As some of you already noticed, I did some serious restyling to Headdesk. *Spins slowly* What does everyone think? I know it’s a menagerie of colors and textures, but I think they work well together.
This is kind of a brave step for me because A) I designed the whole thing myself with the help of this tutorial B) I spent a lot of time modifying the code to make it work, which is scary, because I know squat about HTML, and C) because redesigning was one of the things I promised myself I’d do if I ever turned Headdesk into my personal writing blog, and I’m trying to decide whether I want to go for it or not.
It’s an ongoing decision. It also has a lot to do where I feel I am in my writing ‘career’ and what kind of personal security risks I’m going to take. Won’t be too much of a different blogwise, because as you all have pointed out so succinctly, they’re pretty much the same. The difference effects me most which is why I’m taking my time deciding. I think that when Mirrorpass is into it’s editing stages then I’ll make the switch.
Something else I’m excited/nervous/surprised by. In the past, I’ve always struggled with how to end my novels. I have some kind of ending cemented in mind before I’m halfway through, and then I always write to meet it. But there are always these weird issues. The ending has too much action, not enough action, the action isn’t believable. The characters won’t come together or have been together too long. Plot points resolve early or not in time. The ending has always been brilliant—except when I try to write it, it falls apart.
It’s been the same way with Mirrorpass, at least in the beginning. I started writing in March. By around May I had the entire ending planned out in almost perfect sequence. This past week as I barreled down toward that last 10k, I made a little error in judgment. Normally my endings involve someone trying to rescue someone else from some big, bad scientist…and well, since that never works out, I thought I’d try and eliminate the fighting bit and just skip to the other parts.
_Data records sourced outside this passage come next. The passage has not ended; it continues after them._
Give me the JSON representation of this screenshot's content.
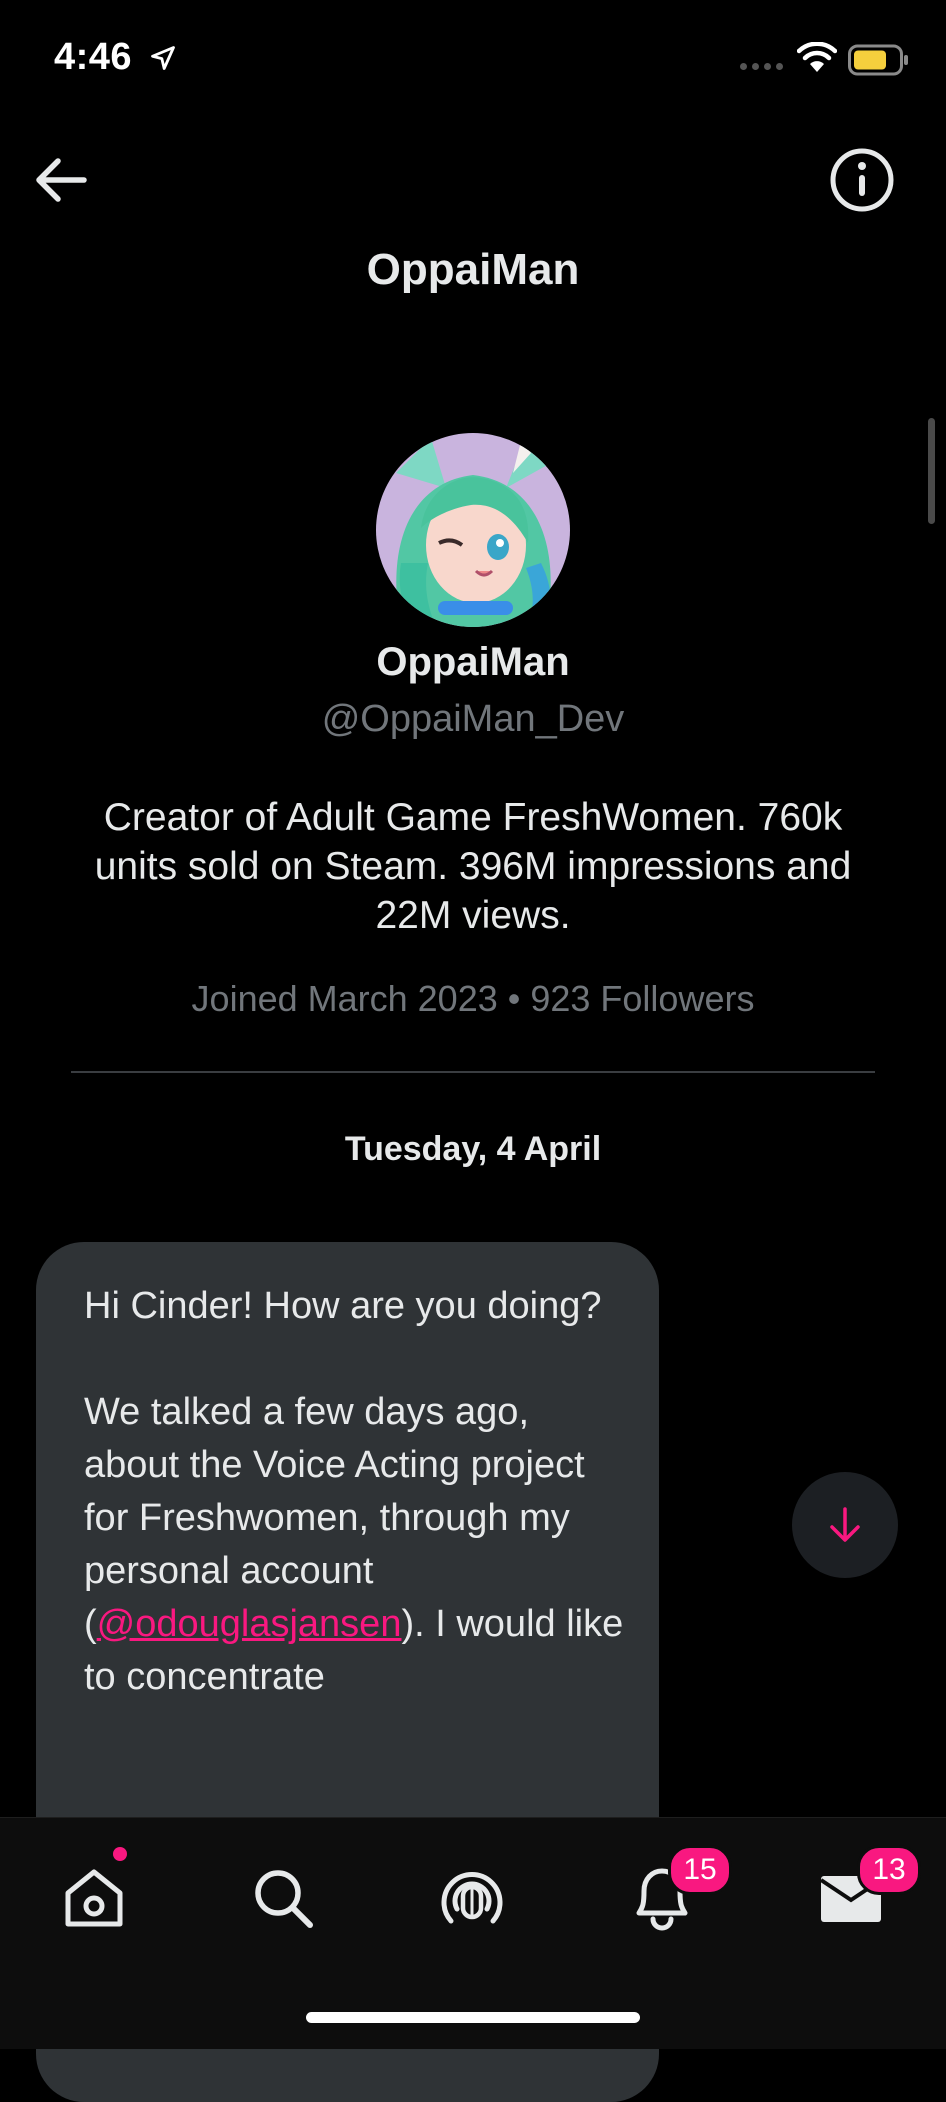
{
  "status_bar": {
    "time": "4:46",
    "icons": [
      "location-arrow-icon",
      "signal-icon",
      "wifi-icon",
      "battery-icon"
    ]
  },
  "header": {
    "title": "OppaiMan",
    "left_icon": "back-arrow-icon",
    "right_icon": "info-icon"
  },
  "profile": {
    "name": "OppaiMan",
    "handle": "@OppaiMan_Dev",
    "bio": "Creator of Adult Game FreshWomen. 760k units sold on Steam. 396M impressions and 22M views.",
    "meta": "Joined March 2023 • 923 Followers"
  },
  "conversation": {
    "date": "Tuesday, 4 April",
    "message": {
      "para1": "Hi Cinder! How are you doing?",
      "para2_before": "We talked a few days ago, about the Voice Acting project for Freshwomen, through my personal account (",
      "mention": "@odouglasjansen",
      "para2_after": "). I would like to concentrate"
    }
  },
  "tab_bar": {
    "items": [
      {
        "name": "home",
        "icon": "home-icon"
      },
      {
        "name": "search",
        "icon": "search-icon"
      },
      {
        "name": "spaces",
        "icon": "spaces-icon"
      },
      {
        "name": "notifications",
        "icon": "bell-icon",
        "badge": "15"
      },
      {
        "name": "messages",
        "icon": "mail-icon",
        "badge": "13"
      }
    ]
  },
  "colors": {
    "background": "#000000",
    "accent": "#f91880",
    "bubble": "#2f3336",
    "muted_text": "#71767b"
  }
}
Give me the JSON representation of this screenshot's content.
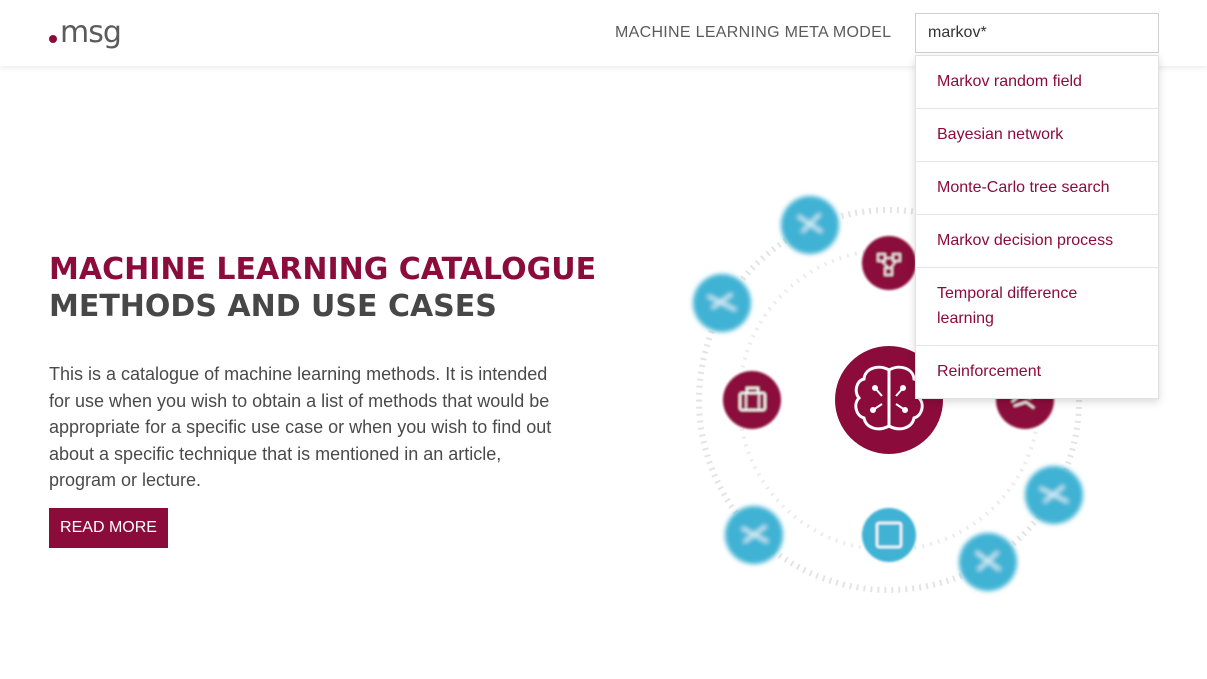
{
  "header": {
    "logo_text": "msg",
    "nav_title": "MACHINE LEARNING META MODEL"
  },
  "search": {
    "value": "markov*",
    "suggestions": [
      "Markov random field",
      "Bayesian network",
      "Monte-Carlo tree search",
      "Markov decision process",
      "Temporal difference learning",
      "Reinforcement"
    ]
  },
  "hero": {
    "title_line1": "MACHINE LEARNING CATALOGUE",
    "title_line2": "METHODS AND USE CASES",
    "description": "This is a catalogue of machine learning methods. It is intended for use when you wish to obtain a list of methods that would be appropriate for a specific use case or when you wish to find out about a specific technique that is mentioned in an article, program or lecture.",
    "button_label": "READ MORE"
  },
  "graphic": {
    "icons": [
      "brain-icon",
      "network-icon",
      "briefcase-icon",
      "handshake-icon",
      "square-icon"
    ]
  },
  "colors": {
    "brand": "#8b0c3b",
    "accent": "#3fb2d4",
    "text": "#4a4a4a"
  }
}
No going. My character lost her motivation straight off, so I had to pause and go back, revising so the action stayed.
That pause gave me a chance to reflect on my ending as a whole. I couldn’t shake the feeling that there was more wrong than just the action. And knowing my past history, I stopped for a few minutes, and tried to evaluate what could be missing.
All along I’d planned this ending around the question, “What is the worst, and then the best, thing that could happen to my characters?” I planned to bring them this close to the very thing they’d been searching for the whole novel, yank it away from them, and then bring them to their very knees. Then when all hope is lost, they get what they want back.
Sounds good, right? Right?
It suddenly occurred to me how dark the ending was. The story is a bit dark overall, because so much tragedy occurs to my main character. I always sort of had it in the back of my head that there would be this fantastic ending that would make up for all the darkness, really give that triumph over evil thing. That was the kind of ending I liked: the action-movie ending, with the big crazy climax, where you’re practically jumping out of your seat with triumph. A Superbowl ending.
But this ending didn’t do that. This was the ending where you clutch onto your seat going fervently hoping everything turns out okay, afraid it won’t, until the movie ends on a good note and you sigh in relief, because it’s over.
I didn’t want people to sigh in relief.
I wanted them to jump up and down and get that crazy buzz because the story was just that good.
So I looked at what was currently my ending, unwritten but already planned, and asked…”What’s the most exciting thing I could do here? What is it everyone is secretly wishing will happen?”
And I’ve been working off that. I don’t know if my ending will make people roar and pump their fists. But nobody’s going to be sighing in relief anymore. Now, I’m more excited about my ending than I’ve been in months—I didn’t even realized I was missing this!
I’m not sure what the lesson is. Maybe that focusing on what readers want can get you out of sticky plot problems. Those readers are smart people; don’t ever forget it.
There’s just one other thing I’m marveling over. My depressing ending, and my new exciting ending, are almost exactly the same plotwise. My action ending is shorter, but all the plot pieces are there. It’s how I’m spinning it that makes the ending different. How far I’m letting the characters go when I take away what they want and give it back.
Because when you think about it, don’t you hate those stories where the person slips into a crippling depression? It makes total sense, but you still wish they hadn’t done it.
A story is what we writers make it.
Maybe, every once in a while, it’s okay to stop ‘pushing’ our story and to just give readers what they want?
About two more chapters left to write! J
Truly and always,